There’s no choice. I’ve only one or two options. I can’t see a way out of this!
Common words of despair when we feel we have no choice about a difficult situation or dealing with a difficult person. But do we really have no choice? As part of World Mental Health Day we are reminded that it’s OK not to be OK and to not be alone when we are struggling with difficult situations.
When we are faced with difficult situations or even people at work, we often believe we are stuck and have no choice in what we do. We can’t control the cutbacks that are happening at work, or who has been promoted above us, we can feel that these changes are being done to us with our hands tied behind our backs.
Like most things in life, there is always an element of positive potential in something we don’t like, and whilst we can’t change 90% of it, there is always a glimmer of hope that there is 10% that we can actively shape and control. Viktor Frankl a Holocaust survivor and psychiatrist said: “Between stimulus and response there is a space. In that space is our power to choose our response. In our response lies growth and our freedom”.
The space Viktor refers to is our choice and we have at least three options:
- Choosing to ‘accept the situation’ with an open mind, open heart, and open will.
- To convert the situation into a ‘gift or opportunity’.
- Seek out the 10% that, hand on heart, you ‘agree with’.
How to accept graciously.
When you consider the definition of the word acceptance, it suggests a willingness as an active participant, rather than a passive receiver of what is being given to us. This is a full-body approach to the situation connecting not only your mind but your heart and your will in a positive and powerful way. When we accept a difficult situation in this way, it’s as if we soften ourselves rather than be rigid, we look for the positive rather than the negative, and our thinking is led by a compassionate belief rather than a critical objection.
How to convert.
Shirzad Chamain, the renowned author of Positive Intelligence, explains that whilst we are hard-wired to seek out danger and threats, we can learn to move from a negative to a positive response by noticing, interrupting, and changing how we view a situation.
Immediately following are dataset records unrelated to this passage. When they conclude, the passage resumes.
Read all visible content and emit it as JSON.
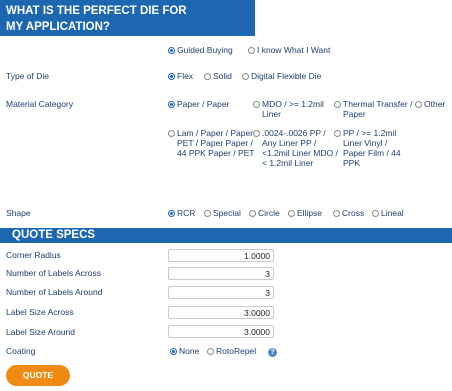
{
  "header": {
    "title_line1": "WHAT IS THE PERFECT DIE FOR",
    "title_line2": "MY APPLICATION?"
  },
  "mode": {
    "options": [
      "Guided Buying",
      "I know What I Want"
    ],
    "selected": "Guided Buying"
  },
  "die_type": {
    "label": "Type of Die",
    "options": [
      "Flex",
      "Solid",
      "Digital Flexible Die"
    ],
    "selected": "Flex"
  },
  "material": {
    "label": "Material Category",
    "options": [
      "Paper / Paper",
      "MDO / >= 1.2mil Liner",
      "Thermal Transfer / Paper",
      "Other",
      "Lam / Paper / Paper PET / Paper Paper / 44 PPK Paper / PET",
      ".0024-.0026 PP / Any Liner PP / <1.2mil Liner MDO / < 1.2mil Liner",
      "PP / >= 1.2mil Liner Vinyl / Paper Film / 44 PPK"
    ],
    "selected": "Paper / Paper"
  },
  "shape": {
    "label": "Shape",
    "options": [
      "RCR",
      "Special",
      "Circle",
      "Ellipse",
      "Cross",
      "Lineal"
    ],
    "selected": "RCR"
  },
  "quote_specs": {
    "title": "QUOTE SPECS",
    "fields": [
      {
        "label": "Corner Radius",
        "value": "1.0000"
      },
      {
        "label": "Number of Labels Across",
        "value": "3"
      },
      {
        "label": "Number of Labels Around",
        "value": "3"
      },
      {
        "label": "Label Size Across",
        "value": "3.0000"
      },
      {
        "label": "Label Size Around",
        "value": "3.0000"
      }
    ],
    "coating": {
      "label": "Coating",
      "options": [
        "None",
        "RotoRepel"
      ],
      "selected": "None",
      "help_icon": "question-icon"
    }
  },
  "buttons": {
    "quote": "QUOTE"
  },
  "colors": {
    "header_blue": "#1c67b0",
    "button_orange": "#ef8b14",
    "label_text": "#1f3f6e"
  }
}
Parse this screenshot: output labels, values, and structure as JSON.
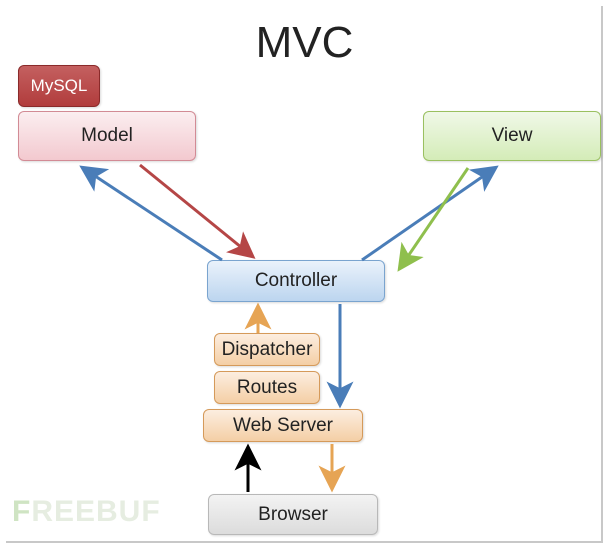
{
  "title": "MVC",
  "nodes": {
    "mysql": "MySQL",
    "model": "Model",
    "view": "View",
    "controller": "Controller",
    "dispatcher": "Dispatcher",
    "routes": "Routes",
    "webserver": "Web Server",
    "browser": "Browser"
  },
  "colors": {
    "blue": "#4a7db8",
    "red": "#b54646",
    "green": "#8fbf4d",
    "orange": "#e6a454",
    "black": "#000000"
  },
  "edges": [
    {
      "from": "controller",
      "to": "model",
      "color": "blue"
    },
    {
      "from": "model",
      "to": "controller",
      "color": "red"
    },
    {
      "from": "controller",
      "to": "view",
      "color": "blue"
    },
    {
      "from": "view",
      "to": "controller",
      "color": "green"
    },
    {
      "from": "dispatcher",
      "to": "controller",
      "color": "orange"
    },
    {
      "from": "controller",
      "to": "webserver",
      "color": "blue"
    },
    {
      "from": "browser",
      "to": "webserver",
      "color": "black"
    },
    {
      "from": "webserver",
      "to": "browser",
      "color": "orange"
    }
  ],
  "watermark": "FREEBUF"
}
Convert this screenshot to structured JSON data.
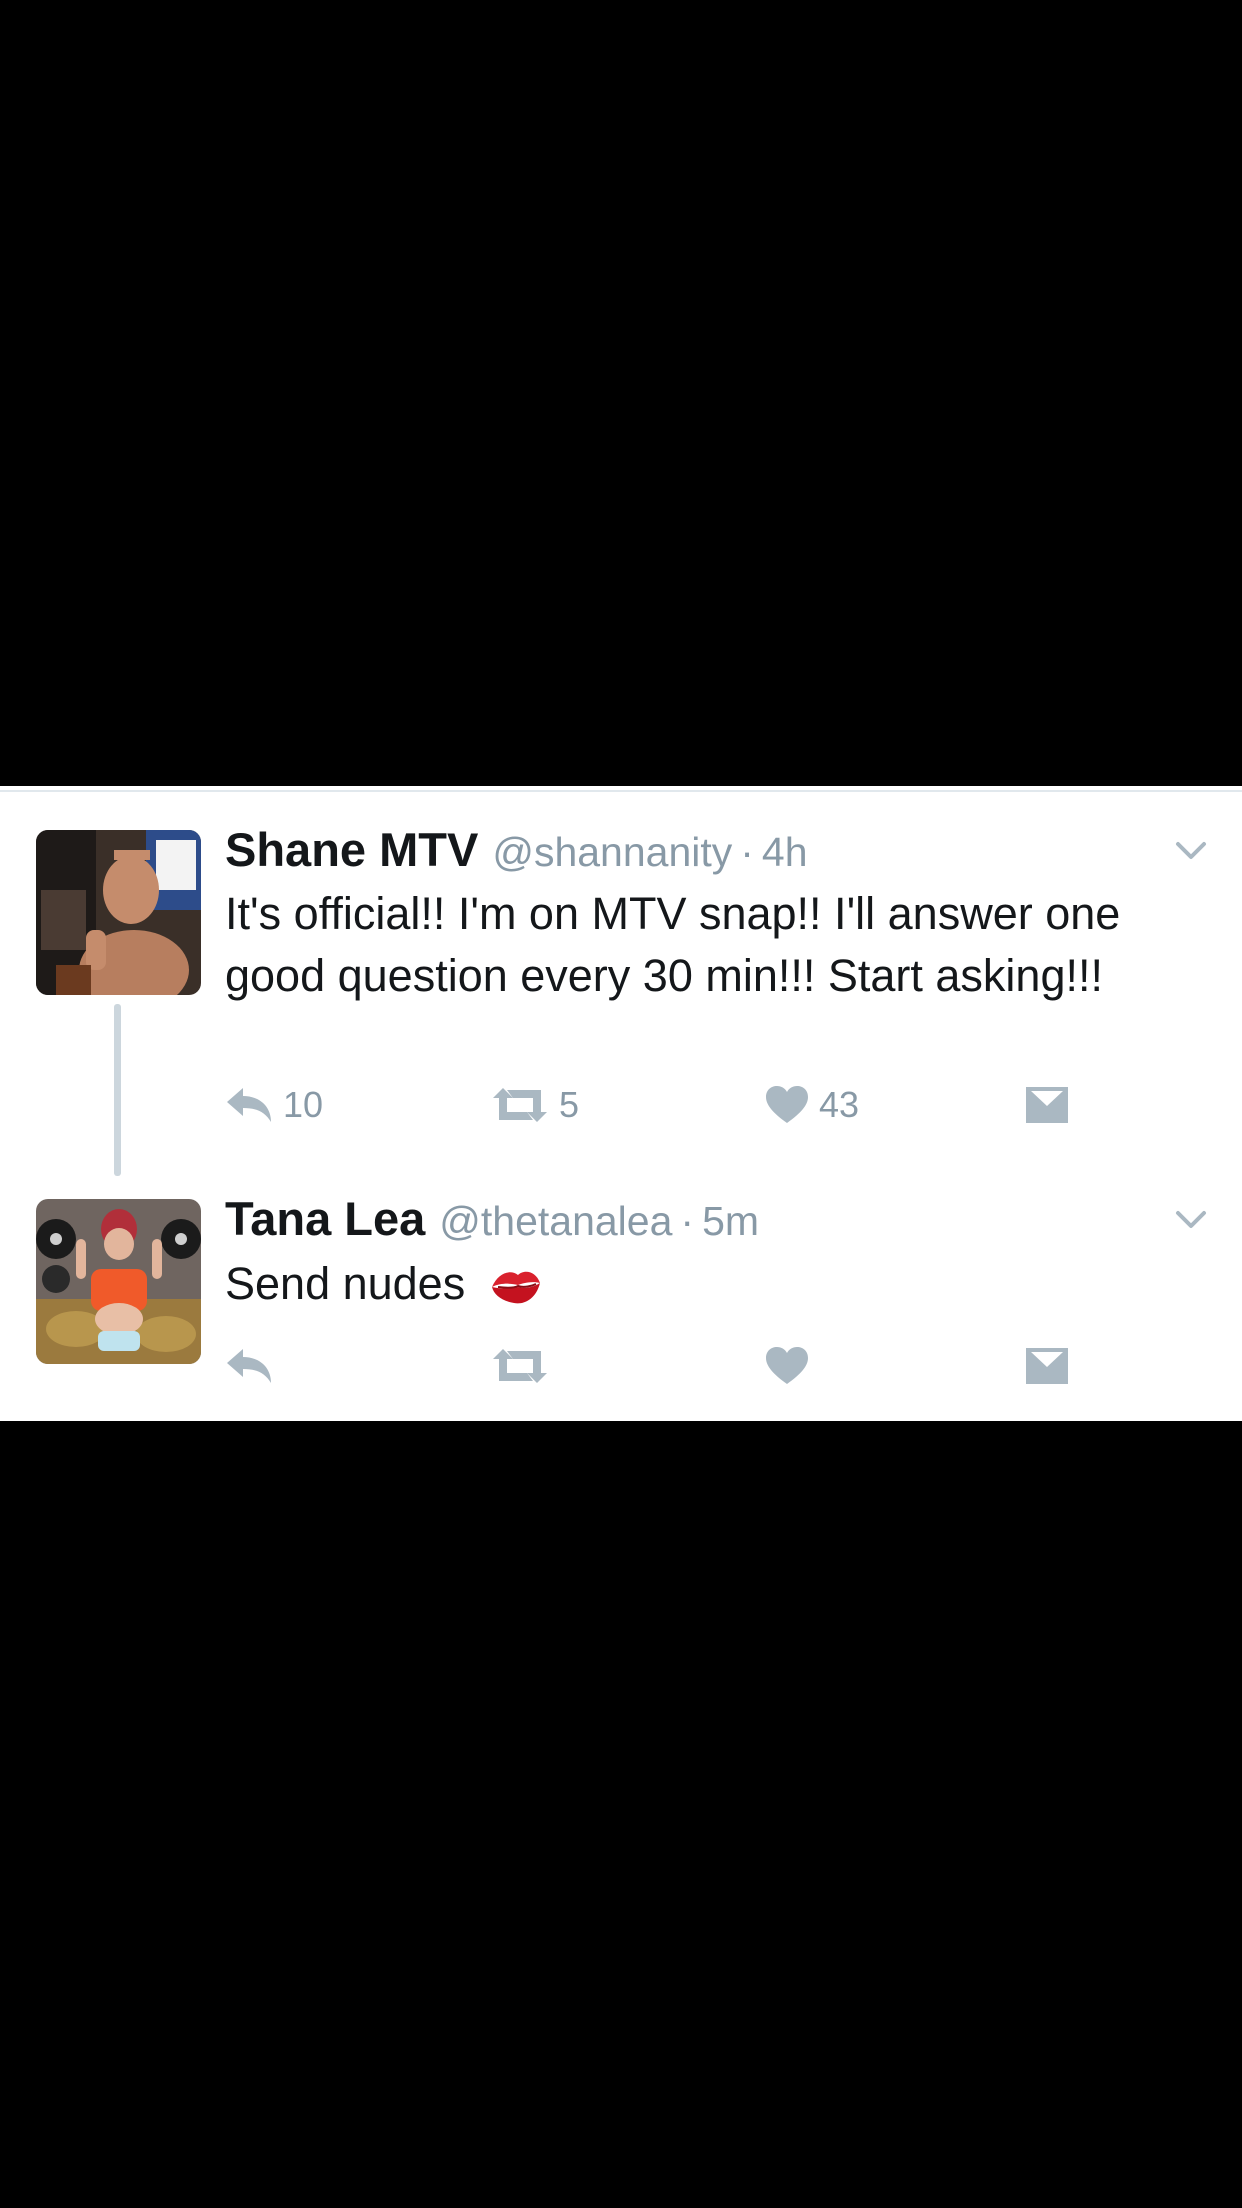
{
  "tweets": [
    {
      "name": "Shane MTV",
      "handle": "@shannanity",
      "separator": "·",
      "time": "4h",
      "text": "It's official!! I'm on MTV snap!! I'll answer one good question every 30 min!!! Start asking!!!",
      "actions": {
        "reply_count": "10",
        "retweet_count": "5",
        "like_count": "43"
      }
    },
    {
      "name": "Tana Lea",
      "handle": "@thetanalea",
      "separator": "·",
      "time": "5m",
      "text": "Send nudes",
      "emoji": "kiss-mark-emoji",
      "actions": {
        "reply_count": "",
        "retweet_count": "",
        "like_count": ""
      }
    }
  ],
  "colors": {
    "name": "#14171a",
    "meta": "#8899a6",
    "thread_line": "#ccd6dd",
    "icon": "#aab8c2",
    "kiss": "#d9212d"
  },
  "icons": {
    "reply": "reply-icon",
    "retweet": "retweet-icon",
    "like": "heart-icon",
    "dm": "direct-message-icon",
    "menu": "chevron-down-icon"
  }
}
Have you noticed that in hindsight, from just about every disaster there is something amazing that is released and realised? So rather than wait for hindsight to kick-in, you can consider what is the personal or global gift from this situation or the opportunity that is now available to you.
Seek to agree.
Robert Evans, actor and producer, is purported to have said: “There are three sides to every story; my side, your side, and the truth.” When we are faced with a difficult situation or even a difficult person, it’s as if we are looking at our hand in front of our face – we can only see one side. And the person or situation only gets to see the other side of our hand. But we know we have wrists, an arm that leads to our shoulders, in other words, there is more than we immediately see in front of us. So sometimes we need to look beyond what is visible and find the hidden 10% that we can agree with as being true, fair, acceptable, or that we can simply live with. This subtle agreement will help to shift your thinking from rejection to acceptance and will influence the rest of your thinking in a more positive way.
So, you can see, that even when we fundamentally disagree or passionately detest what is going on, we always have a choice as to how we think, feel, and react to the situation. What we need to remind ourselves is that it takes noticing the ‘space’ that Viktor referred to, and then when we can actively choose whether to ‘accept,’ or ‘convert’, or even ‘agree’ in order to personally grow and to free ourselves from the negative chatter in our mind.
Three simple steps to shift your thinking.
Why not give it a go, and let me know how you get on. And if you are still feeling stuck, then reach out to me and book your free one-hour sample coaching session, and together we’ll move your thinking with one of the three thought processes.